* _EXERCISE DIRECTIONS_: Could you reproduce all of the records exactly?

* _RECORD SET_:
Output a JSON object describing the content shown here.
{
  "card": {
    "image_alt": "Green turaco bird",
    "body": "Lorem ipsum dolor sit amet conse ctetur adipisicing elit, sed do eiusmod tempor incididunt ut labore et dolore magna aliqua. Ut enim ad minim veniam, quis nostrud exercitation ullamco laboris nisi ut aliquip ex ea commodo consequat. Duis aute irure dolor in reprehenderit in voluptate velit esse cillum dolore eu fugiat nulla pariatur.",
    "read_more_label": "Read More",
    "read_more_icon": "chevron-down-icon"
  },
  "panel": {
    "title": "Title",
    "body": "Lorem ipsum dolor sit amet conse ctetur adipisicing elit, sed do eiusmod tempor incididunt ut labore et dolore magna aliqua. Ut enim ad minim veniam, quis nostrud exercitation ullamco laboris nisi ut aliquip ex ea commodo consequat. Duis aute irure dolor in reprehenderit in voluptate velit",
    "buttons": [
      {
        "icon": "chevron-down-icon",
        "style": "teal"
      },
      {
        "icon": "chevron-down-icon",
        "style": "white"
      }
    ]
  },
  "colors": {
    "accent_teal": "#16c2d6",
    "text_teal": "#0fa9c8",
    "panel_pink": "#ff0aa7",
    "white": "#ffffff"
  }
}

* _YOUR RESPONSE_:
Output a JSON object describing the content shown here.
{
  "card": {
    "image_alt": "Green turaco bird",
    "body": "Lorem ipsum dolor sit amet conse ctetur adipisicing elit, sed do eiusmod tempor incididunt ut labore et dolore magna aliqua. Ut enim ad minim veniam, quis nostrud exercitation ullamco laboris nisi ut aliquip ex ea commodo consequat. Duis aute irure dolor in reprehenderit in voluptate velit esse cillum dolore eu fugiat nulla pariatur.",
    "read_more_label": "Read More",
    "read_more_icon": "chevron-down-icon"
  },
  "panel": {
    "title": "Title",
    "body": "Lorem ipsum dolor sit amet conse ctetur adipisicing elit, sed do eiusmod tempor incididunt ut labore et dolore magna aliqua. Ut enim ad minim veniam, quis nostrud exercitation ullamco laboris nisi ut aliquip ex ea commodo consequat. Duis aute irure dolor in reprehenderit in voluptate velit",
    "buttons": [
      {
        "icon": "chevron-down-icon",
        "style": "teal"
      },
      {
        "icon": "chevron-down-icon",
        "style": "white"
      }
    ]
  },
  "colors": {
    "accent_teal": "#16c2d6",
    "text_teal": "#0fa9c8",
    "panel_pink": "#ff0aa7",
    "white": "#ffffff"
  }
}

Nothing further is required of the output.